━━━ Provided material ━━━

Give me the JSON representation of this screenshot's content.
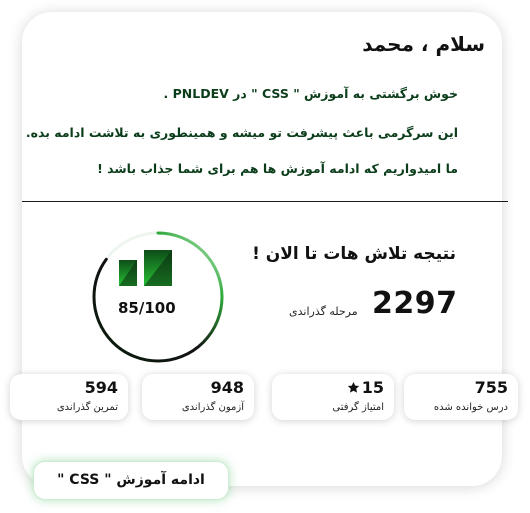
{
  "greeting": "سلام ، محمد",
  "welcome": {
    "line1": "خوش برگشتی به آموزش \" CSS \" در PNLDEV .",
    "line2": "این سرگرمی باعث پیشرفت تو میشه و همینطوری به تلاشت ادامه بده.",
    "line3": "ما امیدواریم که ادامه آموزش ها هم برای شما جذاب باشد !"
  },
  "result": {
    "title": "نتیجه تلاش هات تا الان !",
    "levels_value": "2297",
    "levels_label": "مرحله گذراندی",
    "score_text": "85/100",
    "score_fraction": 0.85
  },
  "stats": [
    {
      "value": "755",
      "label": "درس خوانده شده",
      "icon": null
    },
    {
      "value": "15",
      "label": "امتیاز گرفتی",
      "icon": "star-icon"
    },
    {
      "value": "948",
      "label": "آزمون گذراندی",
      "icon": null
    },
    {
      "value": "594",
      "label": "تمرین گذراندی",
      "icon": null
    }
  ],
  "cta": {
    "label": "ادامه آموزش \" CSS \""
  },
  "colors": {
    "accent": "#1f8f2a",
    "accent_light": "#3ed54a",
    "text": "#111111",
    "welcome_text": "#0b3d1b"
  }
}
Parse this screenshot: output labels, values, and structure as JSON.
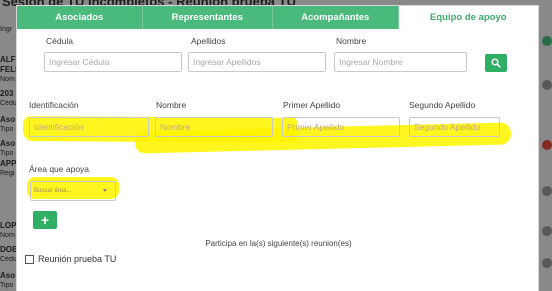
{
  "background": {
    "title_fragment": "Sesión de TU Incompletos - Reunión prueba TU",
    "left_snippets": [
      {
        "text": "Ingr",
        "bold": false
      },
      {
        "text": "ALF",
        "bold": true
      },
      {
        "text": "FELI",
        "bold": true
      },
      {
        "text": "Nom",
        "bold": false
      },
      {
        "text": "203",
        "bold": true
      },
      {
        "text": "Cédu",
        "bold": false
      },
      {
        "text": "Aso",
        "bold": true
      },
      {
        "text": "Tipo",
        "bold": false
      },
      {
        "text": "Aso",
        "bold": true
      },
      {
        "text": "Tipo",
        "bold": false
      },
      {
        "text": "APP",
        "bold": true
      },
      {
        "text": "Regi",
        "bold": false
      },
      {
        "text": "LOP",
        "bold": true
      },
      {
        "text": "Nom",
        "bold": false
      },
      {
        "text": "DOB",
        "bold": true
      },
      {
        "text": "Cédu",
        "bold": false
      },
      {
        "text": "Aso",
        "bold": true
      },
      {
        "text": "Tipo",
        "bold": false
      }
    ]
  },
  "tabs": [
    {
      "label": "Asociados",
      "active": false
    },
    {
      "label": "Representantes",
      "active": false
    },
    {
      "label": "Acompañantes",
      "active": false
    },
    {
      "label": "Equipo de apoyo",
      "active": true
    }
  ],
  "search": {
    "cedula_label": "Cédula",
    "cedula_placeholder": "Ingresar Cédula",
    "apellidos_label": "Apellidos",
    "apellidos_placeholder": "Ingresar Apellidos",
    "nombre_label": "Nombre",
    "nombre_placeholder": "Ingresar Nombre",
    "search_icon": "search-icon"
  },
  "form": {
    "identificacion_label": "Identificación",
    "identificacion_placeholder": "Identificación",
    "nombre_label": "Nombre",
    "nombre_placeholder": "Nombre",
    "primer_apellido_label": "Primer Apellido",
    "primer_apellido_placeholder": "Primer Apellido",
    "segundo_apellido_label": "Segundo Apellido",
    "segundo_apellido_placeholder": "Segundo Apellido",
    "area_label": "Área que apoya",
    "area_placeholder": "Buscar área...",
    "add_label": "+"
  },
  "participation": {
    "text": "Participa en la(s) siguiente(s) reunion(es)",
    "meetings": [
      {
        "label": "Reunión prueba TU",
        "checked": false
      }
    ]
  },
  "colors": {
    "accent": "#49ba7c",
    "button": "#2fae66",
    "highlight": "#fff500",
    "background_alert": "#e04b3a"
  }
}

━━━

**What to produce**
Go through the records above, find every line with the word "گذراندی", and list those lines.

**Finished exercise**
    "levels_label": "مرحله گذراندی",
      "label": "آزمون گذراندی",
      "label": "تمرین گذراندی",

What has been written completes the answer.